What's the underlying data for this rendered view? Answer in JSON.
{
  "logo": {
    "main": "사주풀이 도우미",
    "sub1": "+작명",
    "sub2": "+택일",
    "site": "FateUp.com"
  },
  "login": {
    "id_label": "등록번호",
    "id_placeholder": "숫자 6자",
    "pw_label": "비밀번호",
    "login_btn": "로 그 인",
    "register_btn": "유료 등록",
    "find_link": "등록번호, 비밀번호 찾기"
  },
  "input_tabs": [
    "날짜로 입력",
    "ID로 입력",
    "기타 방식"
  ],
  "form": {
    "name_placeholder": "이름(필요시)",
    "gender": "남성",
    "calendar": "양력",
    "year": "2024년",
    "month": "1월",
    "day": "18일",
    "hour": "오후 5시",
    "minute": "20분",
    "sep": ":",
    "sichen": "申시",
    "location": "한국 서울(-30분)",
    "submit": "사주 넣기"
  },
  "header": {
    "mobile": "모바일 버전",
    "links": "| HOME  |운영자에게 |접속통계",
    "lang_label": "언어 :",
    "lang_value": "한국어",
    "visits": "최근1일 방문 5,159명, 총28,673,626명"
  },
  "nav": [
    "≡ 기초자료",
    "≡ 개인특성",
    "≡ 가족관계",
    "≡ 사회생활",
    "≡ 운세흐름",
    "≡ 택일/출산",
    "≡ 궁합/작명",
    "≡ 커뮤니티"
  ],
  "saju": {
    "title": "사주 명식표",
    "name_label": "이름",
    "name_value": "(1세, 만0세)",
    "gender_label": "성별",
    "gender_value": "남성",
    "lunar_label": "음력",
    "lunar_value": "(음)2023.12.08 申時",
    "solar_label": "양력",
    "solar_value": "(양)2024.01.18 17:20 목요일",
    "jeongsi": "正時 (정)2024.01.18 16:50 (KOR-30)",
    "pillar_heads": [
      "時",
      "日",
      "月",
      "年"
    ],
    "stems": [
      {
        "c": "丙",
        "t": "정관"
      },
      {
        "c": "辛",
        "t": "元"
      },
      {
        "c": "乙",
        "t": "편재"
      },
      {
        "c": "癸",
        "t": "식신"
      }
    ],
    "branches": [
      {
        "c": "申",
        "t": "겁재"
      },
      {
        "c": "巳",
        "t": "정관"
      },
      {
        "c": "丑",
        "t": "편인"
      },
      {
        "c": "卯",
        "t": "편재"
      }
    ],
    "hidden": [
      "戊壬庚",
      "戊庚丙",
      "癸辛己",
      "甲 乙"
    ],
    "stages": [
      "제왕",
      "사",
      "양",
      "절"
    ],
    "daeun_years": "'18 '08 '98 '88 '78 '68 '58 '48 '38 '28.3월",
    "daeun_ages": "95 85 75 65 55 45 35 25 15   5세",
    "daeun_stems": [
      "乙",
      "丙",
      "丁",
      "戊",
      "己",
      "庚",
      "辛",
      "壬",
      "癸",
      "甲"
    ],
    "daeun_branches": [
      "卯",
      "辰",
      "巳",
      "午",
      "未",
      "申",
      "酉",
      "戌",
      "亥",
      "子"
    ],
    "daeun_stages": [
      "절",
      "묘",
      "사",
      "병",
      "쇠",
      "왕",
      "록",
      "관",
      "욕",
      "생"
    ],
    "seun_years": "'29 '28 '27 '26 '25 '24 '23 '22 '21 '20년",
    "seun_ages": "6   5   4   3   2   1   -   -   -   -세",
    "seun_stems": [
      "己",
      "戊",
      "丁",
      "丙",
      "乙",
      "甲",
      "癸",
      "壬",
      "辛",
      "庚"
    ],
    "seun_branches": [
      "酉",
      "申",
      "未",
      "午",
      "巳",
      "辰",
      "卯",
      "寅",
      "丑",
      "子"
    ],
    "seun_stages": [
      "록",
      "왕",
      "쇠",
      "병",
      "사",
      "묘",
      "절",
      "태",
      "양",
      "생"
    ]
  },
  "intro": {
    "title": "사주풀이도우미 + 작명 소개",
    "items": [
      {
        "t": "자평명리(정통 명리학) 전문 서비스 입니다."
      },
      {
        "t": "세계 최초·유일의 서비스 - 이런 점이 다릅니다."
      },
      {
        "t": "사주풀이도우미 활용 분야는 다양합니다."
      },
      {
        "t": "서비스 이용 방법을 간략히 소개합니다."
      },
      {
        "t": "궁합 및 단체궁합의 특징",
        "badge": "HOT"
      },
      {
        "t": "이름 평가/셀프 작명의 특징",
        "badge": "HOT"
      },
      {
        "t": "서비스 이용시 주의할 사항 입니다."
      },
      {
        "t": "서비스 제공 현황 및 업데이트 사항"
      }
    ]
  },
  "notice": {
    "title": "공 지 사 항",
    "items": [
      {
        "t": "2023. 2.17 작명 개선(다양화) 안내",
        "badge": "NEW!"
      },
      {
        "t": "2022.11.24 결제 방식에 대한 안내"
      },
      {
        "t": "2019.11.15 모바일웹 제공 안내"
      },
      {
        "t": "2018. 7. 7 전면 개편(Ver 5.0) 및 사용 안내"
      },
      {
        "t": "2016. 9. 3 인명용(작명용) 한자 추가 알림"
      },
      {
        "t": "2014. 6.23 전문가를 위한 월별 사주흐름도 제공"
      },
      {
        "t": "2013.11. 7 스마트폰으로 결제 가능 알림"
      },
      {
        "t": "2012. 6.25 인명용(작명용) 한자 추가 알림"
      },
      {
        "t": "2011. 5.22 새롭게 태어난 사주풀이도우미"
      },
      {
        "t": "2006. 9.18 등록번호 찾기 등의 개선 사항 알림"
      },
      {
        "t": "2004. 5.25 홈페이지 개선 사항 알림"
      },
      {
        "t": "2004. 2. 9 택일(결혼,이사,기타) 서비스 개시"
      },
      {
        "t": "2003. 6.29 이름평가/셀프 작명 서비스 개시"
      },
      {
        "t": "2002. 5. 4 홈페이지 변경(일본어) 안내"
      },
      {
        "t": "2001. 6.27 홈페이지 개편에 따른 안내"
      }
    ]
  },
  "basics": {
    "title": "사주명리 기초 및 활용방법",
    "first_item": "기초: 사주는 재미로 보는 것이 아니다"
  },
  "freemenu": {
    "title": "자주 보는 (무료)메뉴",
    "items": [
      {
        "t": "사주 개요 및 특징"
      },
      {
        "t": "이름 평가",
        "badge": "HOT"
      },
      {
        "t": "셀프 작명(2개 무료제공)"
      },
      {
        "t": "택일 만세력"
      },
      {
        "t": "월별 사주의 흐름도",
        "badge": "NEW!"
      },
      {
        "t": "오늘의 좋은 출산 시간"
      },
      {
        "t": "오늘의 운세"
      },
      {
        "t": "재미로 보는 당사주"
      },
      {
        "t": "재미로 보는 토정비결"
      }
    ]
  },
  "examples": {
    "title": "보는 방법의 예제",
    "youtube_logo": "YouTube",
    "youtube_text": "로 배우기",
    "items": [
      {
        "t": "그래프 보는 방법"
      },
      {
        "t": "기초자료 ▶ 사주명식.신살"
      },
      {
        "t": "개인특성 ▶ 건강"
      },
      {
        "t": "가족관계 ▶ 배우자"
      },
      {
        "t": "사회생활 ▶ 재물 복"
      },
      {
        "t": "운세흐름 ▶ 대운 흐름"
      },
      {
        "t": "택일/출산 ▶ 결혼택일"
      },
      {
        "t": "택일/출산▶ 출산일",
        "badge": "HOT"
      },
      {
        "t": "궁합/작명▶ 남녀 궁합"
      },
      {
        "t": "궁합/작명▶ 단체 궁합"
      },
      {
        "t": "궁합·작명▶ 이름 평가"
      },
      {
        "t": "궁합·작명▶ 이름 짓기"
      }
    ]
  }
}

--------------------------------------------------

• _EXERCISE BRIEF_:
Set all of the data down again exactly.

• _ANSWER SECTION_:
What's the underlying data for this rendered view? Answer in JSON.
{
  "logo": {
    "main": "사주풀이 도우미",
    "sub1": "+작명",
    "sub2": "+택일",
    "site": "FateUp.com"
  },
  "login": {
    "id_label": "등록번호",
    "id_placeholder": "숫자 6자",
    "pw_label": "비밀번호",
    "login_btn": "로 그 인",
    "register_btn": "유료 등록",
    "find_link": "등록번호, 비밀번호 찾기"
  },
  "input_tabs": [
    "날짜로 입력",
    "ID로 입력",
    "기타 방식"
  ],
  "form": {
    "name_placeholder": "이름(필요시)",
    "gender": "남성",
    "calendar": "양력",
    "year": "2024년",
    "month": "1월",
    "day": "18일",
    "hour": "오후 5시",
    "minute": "20분",
    "sep": ":",
    "sichen": "申시",
    "location": "한국 서울(-30분)",
    "submit": "사주 넣기"
  },
  "header": {
    "mobile": "모바일 버전",
    "links": "| HOME  |운영자에게 |접속통계",
    "lang_label": "언어 :",
    "lang_value": "한국어",
    "visits": "최근1일 방문 5,159명, 총28,673,626명"
  },
  "nav": [
    "≡ 기초자료",
    "≡ 개인특성",
    "≡ 가족관계",
    "≡ 사회생활",
    "≡ 운세흐름",
    "≡ 택일/출산",
    "≡ 궁합/작명",
    "≡ 커뮤니티"
  ],
  "saju": {
    "title": "사주 명식표",
    "name_label": "이름",
    "name_value": "(1세, 만0세)",
    "gender_label": "성별",
    "gender_value": "남성",
    "lunar_label": "음력",
    "lunar_value": "(음)2023.12.08 申時",
    "solar_label": "양력",
    "solar_value": "(양)2024.01.18 17:20 목요일",
    "jeongsi": "正時 (정)2024.01.18 16:50 (KOR-30)",
    "pillar_heads": [
      "時",
      "日",
      "月",
      "年"
    ],
    "stems": [
      {
        "c": "丙",
        "t": "정관"
      },
      {
        "c": "辛",
        "t": "元"
      },
      {
        "c": "乙",
        "t": "편재"
      },
      {
        "c": "癸",
        "t": "식신"
      }
    ],
    "branches": [
      {
        "c": "申",
        "t": "겁재"
      },
      {
        "c": "巳",
        "t": "정관"
      },
      {
        "c": "丑",
        "t": "편인"
      },
      {
        "c": "卯",
        "t": "편재"
      }
    ],
    "hidden": [
      "戊壬庚",
      "戊庚丙",
      "癸辛己",
      "甲 乙"
    ],
    "stages": [
      "제왕",
      "사",
      "양",
      "절"
    ],
    "daeun_years": "'18 '08 '98 '88 '78 '68 '58 '48 '38 '28.3월",
    "daeun_ages": "95 85 75 65 55 45 35 25 15   5세",
    "daeun_stems": [
      "乙",
      "丙",
      "丁",
      "戊",
      "己",
      "庚",
      "辛",
      "壬",
      "癸",
      "甲"
    ],
    "daeun_branches": [
      "卯",
      "辰",
      "巳",
      "午",
      "未",
      "申",
      "酉",
      "戌",
      "亥",
      "子"
    ],
    "daeun_stages": [
      "절",
      "묘",
      "사",
      "병",
      "쇠",
      "왕",
      "록",
      "관",
      "욕",
      "생"
    ],
    "seun_years": "'29 '28 '27 '26 '25 '24 '23 '22 '21 '20년",
    "seun_ages": "6   5   4   3   2   1   -   -   -   -세",
    "seun_stems": [
      "己",
      "戊",
      "丁",
      "丙",
      "乙",
      "甲",
      "癸",
      "壬",
      "辛",
      "庚"
    ],
    "seun_branches": [
      "酉",
      "申",
      "未",
      "午",
      "巳",
      "辰",
      "卯",
      "寅",
      "丑",
      "子"
    ],
    "seun_stages": [
      "록",
      "왕",
      "쇠",
      "병",
      "사",
      "묘",
      "절",
      "태",
      "양",
      "생"
    ]
  },
  "intro": {
    "title": "사주풀이도우미 + 작명 소개",
    "items": [
      {
        "t": "자평명리(정통 명리학) 전문 서비스 입니다."
      },
      {
        "t": "세계 최초·유일의 서비스 - 이런 점이 다릅니다."
      },
      {
        "t": "사주풀이도우미 활용 분야는 다양합니다."
      },
      {
        "t": "서비스 이용 방법을 간략히 소개합니다."
      },
      {
        "t": "궁합 및 단체궁합의 특징",
        "badge": "HOT"
      },
      {
        "t": "이름 평가/셀프 작명의 특징",
        "badge": "HOT"
      },
      {
        "t": "서비스 이용시 주의할 사항 입니다."
      },
      {
        "t": "서비스 제공 현황 및 업데이트 사항"
      }
    ]
  },
  "notice": {
    "title": "공 지 사 항",
    "items": [
      {
        "t": "2023. 2.17 작명 개선(다양화) 안내",
        "badge": "NEW!"
      },
      {
        "t": "2022.11.24 결제 방식에 대한 안내"
      },
      {
        "t": "2019.11.15 모바일웹 제공 안내"
      },
      {
        "t": "2018. 7. 7 전면 개편(Ver 5.0) 및 사용 안내"
      },
      {
        "t": "2016. 9. 3 인명용(작명용) 한자 추가 알림"
      },
      {
        "t": "2014. 6.23 전문가를 위한 월별 사주흐름도 제공"
      },
      {
        "t": "2013.11. 7 스마트폰으로 결제 가능 알림"
      },
      {
        "t": "2012. 6.25 인명용(작명용) 한자 추가 알림"
      },
      {
        "t": "2011. 5.22 새롭게 태어난 사주풀이도우미"
      },
      {
        "t": "2006. 9.18 등록번호 찾기 등의 개선 사항 알림"
      },
      {
        "t": "2004. 5.25 홈페이지 개선 사항 알림"
      },
      {
        "t": "2004. 2. 9 택일(결혼,이사,기타) 서비스 개시"
      },
      {
        "t": "2003. 6.29 이름평가/셀프 작명 서비스 개시"
      },
      {
        "t": "2002. 5. 4 홈페이지 변경(일본어) 안내"
      },
      {
        "t": "2001. 6.27 홈페이지 개편에 따른 안내"
      }
    ]
  },
  "basics": {
    "title": "사주명리 기초 및 활용방법",
    "first_item": "기초: 사주는 재미로 보는 것이 아니다"
  },
  "freemenu": {
    "title": "자주 보는 (무료)메뉴",
    "items": [
      {
        "t": "사주 개요 및 특징"
      },
      {
        "t": "이름 평가",
        "badge": "HOT"
      },
      {
        "t": "셀프 작명(2개 무료제공)"
      },
      {
        "t": "택일 만세력"
      },
      {
        "t": "월별 사주의 흐름도",
        "badge": "NEW!"
      },
      {
        "t": "오늘의 좋은 출산 시간"
      },
      {
        "t": "오늘의 운세"
      },
      {
        "t": "재미로 보는 당사주"
      },
      {
        "t": "재미로 보는 토정비결"
      }
    ]
  },
  "examples": {
    "title": "보는 방법의 예제",
    "youtube_logo": "YouTube",
    "youtube_text": "로 배우기",
    "items": [
      {
        "t": "그래프 보는 방법"
      },
      {
        "t": "기초자료 ▶ 사주명식.신살"
      },
      {
        "t": "개인특성 ▶ 건강"
      },
      {
        "t": "가족관계 ▶ 배우자"
      },
      {
        "t": "사회생활 ▶ 재물 복"
      },
      {
        "t": "운세흐름 ▶ 대운 흐름"
      },
      {
        "t": "택일/출산 ▶ 결혼택일"
      },
      {
        "t": "택일/출산▶ 출산일",
        "badge": "HOT"
      },
      {
        "t": "궁합/작명▶ 남녀 궁합"
      },
      {
        "t": "궁합/작명▶ 단체 궁합"
      },
      {
        "t": "궁합·작명▶ 이름 평가"
      },
      {
        "t": "궁합·작명▶ 이름 짓기"
      }
    ]
  }
}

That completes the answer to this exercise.